(Data for review)

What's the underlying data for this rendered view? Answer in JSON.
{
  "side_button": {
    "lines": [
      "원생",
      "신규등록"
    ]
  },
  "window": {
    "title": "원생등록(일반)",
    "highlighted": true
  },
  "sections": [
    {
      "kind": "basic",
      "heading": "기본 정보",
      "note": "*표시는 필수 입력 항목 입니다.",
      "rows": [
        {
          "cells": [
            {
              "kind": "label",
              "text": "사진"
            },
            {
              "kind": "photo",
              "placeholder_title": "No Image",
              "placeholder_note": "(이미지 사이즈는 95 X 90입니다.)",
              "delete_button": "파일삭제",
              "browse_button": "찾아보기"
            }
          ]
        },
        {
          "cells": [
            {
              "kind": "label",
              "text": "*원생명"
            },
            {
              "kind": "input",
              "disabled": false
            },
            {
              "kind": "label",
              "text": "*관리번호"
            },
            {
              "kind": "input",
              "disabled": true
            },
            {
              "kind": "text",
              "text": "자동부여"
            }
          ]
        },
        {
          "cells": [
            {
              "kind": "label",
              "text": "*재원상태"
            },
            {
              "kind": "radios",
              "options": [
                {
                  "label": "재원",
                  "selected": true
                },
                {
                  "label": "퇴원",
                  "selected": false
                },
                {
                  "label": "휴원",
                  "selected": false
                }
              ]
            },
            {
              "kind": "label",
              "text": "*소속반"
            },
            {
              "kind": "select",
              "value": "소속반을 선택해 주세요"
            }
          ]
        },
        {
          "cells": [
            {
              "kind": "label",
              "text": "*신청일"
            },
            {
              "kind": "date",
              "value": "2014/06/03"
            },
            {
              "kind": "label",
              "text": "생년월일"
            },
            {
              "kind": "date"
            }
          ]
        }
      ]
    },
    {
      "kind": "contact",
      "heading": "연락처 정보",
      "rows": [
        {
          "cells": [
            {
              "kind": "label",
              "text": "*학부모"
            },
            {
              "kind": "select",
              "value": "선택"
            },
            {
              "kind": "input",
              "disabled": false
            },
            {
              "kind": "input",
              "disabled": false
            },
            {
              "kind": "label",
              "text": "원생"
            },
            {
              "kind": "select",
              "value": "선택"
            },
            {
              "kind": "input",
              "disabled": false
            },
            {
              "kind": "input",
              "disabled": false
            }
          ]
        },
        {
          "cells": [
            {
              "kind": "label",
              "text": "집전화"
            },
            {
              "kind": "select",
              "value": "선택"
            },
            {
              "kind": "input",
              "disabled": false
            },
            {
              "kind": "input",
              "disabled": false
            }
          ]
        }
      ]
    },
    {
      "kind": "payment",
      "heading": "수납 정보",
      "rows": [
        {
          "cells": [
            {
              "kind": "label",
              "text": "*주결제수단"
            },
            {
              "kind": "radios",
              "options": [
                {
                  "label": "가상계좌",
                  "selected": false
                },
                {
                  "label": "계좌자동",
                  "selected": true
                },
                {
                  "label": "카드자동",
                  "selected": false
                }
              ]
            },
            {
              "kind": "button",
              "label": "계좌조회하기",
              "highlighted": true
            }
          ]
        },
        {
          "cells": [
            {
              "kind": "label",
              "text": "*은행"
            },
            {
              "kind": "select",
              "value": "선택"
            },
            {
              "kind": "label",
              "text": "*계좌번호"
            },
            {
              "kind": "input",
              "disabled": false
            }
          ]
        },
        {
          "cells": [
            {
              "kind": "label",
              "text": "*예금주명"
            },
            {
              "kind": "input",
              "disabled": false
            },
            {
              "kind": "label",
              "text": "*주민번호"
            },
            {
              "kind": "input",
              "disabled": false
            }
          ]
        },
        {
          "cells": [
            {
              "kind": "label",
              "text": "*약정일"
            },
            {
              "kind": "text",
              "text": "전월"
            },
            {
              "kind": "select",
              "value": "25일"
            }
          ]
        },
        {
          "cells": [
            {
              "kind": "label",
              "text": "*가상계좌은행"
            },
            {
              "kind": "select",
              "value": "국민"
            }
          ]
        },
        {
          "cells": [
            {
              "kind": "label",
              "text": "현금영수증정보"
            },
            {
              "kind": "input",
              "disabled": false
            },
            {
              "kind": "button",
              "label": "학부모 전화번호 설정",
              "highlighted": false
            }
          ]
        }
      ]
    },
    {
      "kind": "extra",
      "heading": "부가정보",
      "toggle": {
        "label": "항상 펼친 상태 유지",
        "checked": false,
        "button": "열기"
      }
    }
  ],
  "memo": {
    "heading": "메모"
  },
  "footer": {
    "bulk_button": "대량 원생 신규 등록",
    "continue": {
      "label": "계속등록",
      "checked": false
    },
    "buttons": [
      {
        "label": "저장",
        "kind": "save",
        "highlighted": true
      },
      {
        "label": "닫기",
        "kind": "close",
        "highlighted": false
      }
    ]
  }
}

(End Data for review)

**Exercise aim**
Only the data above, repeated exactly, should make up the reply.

**Solution for this exercise**
What's the underlying data for this rendered view? Answer in JSON.
{
  "side_button": {
    "lines": [
      "원생",
      "신규등록"
    ]
  },
  "window": {
    "title": "원생등록(일반)",
    "highlighted": true
  },
  "sections": [
    {
      "kind": "basic",
      "heading": "기본 정보",
      "note": "*표시는 필수 입력 항목 입니다.",
      "rows": [
        {
          "cells": [
            {
              "kind": "label",
              "text": "사진"
            },
            {
              "kind": "photo",
              "placeholder_title": "No Image",
              "placeholder_note": "(이미지 사이즈는 95 X 90입니다.)",
              "delete_button": "파일삭제",
              "browse_button": "찾아보기"
            }
          ]
        },
        {
          "cells": [
            {
              "kind": "label",
              "text": "*원생명"
            },
            {
              "kind": "input",
              "disabled": false
            },
            {
              "kind": "label",
              "text": "*관리번호"
            },
            {
              "kind": "input",
              "disabled": true
            },
            {
              "kind": "text",
              "text": "자동부여"
            }
          ]
        },
        {
          "cells": [
            {
              "kind": "label",
              "text": "*재원상태"
            },
            {
              "kind": "radios",
              "options": [
                {
                  "label": "재원",
                  "selected": true
                },
                {
                  "label": "퇴원",
                  "selected": false
                },
                {
                  "label": "휴원",
                  "selected": false
                }
              ]
            },
            {
              "kind": "label",
              "text": "*소속반"
            },
            {
              "kind": "select",
              "value": "소속반을 선택해 주세요"
            }
          ]
        },
        {
          "cells": [
            {
              "kind": "label",
              "text": "*신청일"
            },
            {
              "kind": "date",
              "value": "2014/06/03"
            },
            {
              "kind": "label",
              "text": "생년월일"
            },
            {
              "kind": "date"
            }
          ]
        }
      ]
    },
    {
      "kind": "contact",
      "heading": "연락처 정보",
      "rows": [
        {
          "cells": [
            {
              "kind": "label",
              "text": "*학부모"
            },
            {
              "kind": "select",
              "value": "선택"
            },
            {
              "kind": "input",
              "disabled": false
            },
            {
              "kind": "input",
              "disabled": false
            },
            {
              "kind": "label",
              "text": "원생"
            },
            {
              "kind": "select",
              "value": "선택"
            },
            {
              "kind": "input",
              "disabled": false
            },
            {
              "kind": "input",
              "disabled": false
            }
          ]
        },
        {
          "cells": [
            {
              "kind": "label",
              "text": "집전화"
            },
            {
              "kind": "select",
              "value": "선택"
            },
            {
              "kind": "input",
              "disabled": false
            },
            {
              "kind": "input",
              "disabled": false
            }
          ]
        }
      ]
    },
    {
      "kind": "payment",
      "heading": "수납 정보",
      "rows": [
        {
          "cells": [
            {
              "kind": "label",
              "text": "*주결제수단"
            },
            {
              "kind": "radios",
              "options": [
                {
                  "label": "가상계좌",
                  "selected": false
                },
                {
                  "label": "계좌자동",
                  "selected": true
                },
                {
                  "label": "카드자동",
                  "selected": false
                }
              ]
            },
            {
              "kind": "button",
              "label": "계좌조회하기",
              "highlighted": true
            }
          ]
        },
        {
          "cells": [
            {
              "kind": "label",
              "text": "*은행"
            },
            {
              "kind": "select",
              "value": "선택"
            },
            {
              "kind": "label",
              "text": "*계좌번호"
            },
            {
              "kind": "input",
              "disabled": false
            }
          ]
        },
        {
          "cells": [
            {
              "kind": "label",
              "text": "*예금주명"
            },
            {
              "kind": "input",
              "disabled": false
            },
            {
              "kind": "label",
              "text": "*주민번호"
            },
            {
              "kind": "input",
              "disabled": false
            }
          ]
        },
        {
          "cells": [
            {
              "kind": "label",
              "text": "*약정일"
            },
            {
              "kind": "text",
              "text": "전월"
            },
            {
              "kind": "select",
              "value": "25일"
            }
          ]
        },
        {
          "cells": [
            {
              "kind": "label",
              "text": "*가상계좌은행"
            },
            {
              "kind": "select",
              "value": "국민"
            }
          ]
        },
        {
          "cells": [
            {
              "kind": "label",
              "text": "현금영수증정보"
            },
            {
              "kind": "input",
              "disabled": false
            },
            {
              "kind": "button",
              "label": "학부모 전화번호 설정",
              "highlighted": false
            }
          ]
        }
      ]
    },
    {
      "kind": "extra",
      "heading": "부가정보",
      "toggle": {
        "label": "항상 펼친 상태 유지",
        "checked": false,
        "button": "열기"
      }
    }
  ],
  "memo": {
    "heading": "메모"
  },
  "footer": {
    "bulk_button": "대량 원생 신규 등록",
    "continue": {
      "label": "계속등록",
      "checked": false
    },
    "buttons": [
      {
        "label": "저장",
        "kind": "save",
        "highlighted": true
      },
      {
        "label": "닫기",
        "kind": "close",
        "highlighted": false
      }
    ]
  }
}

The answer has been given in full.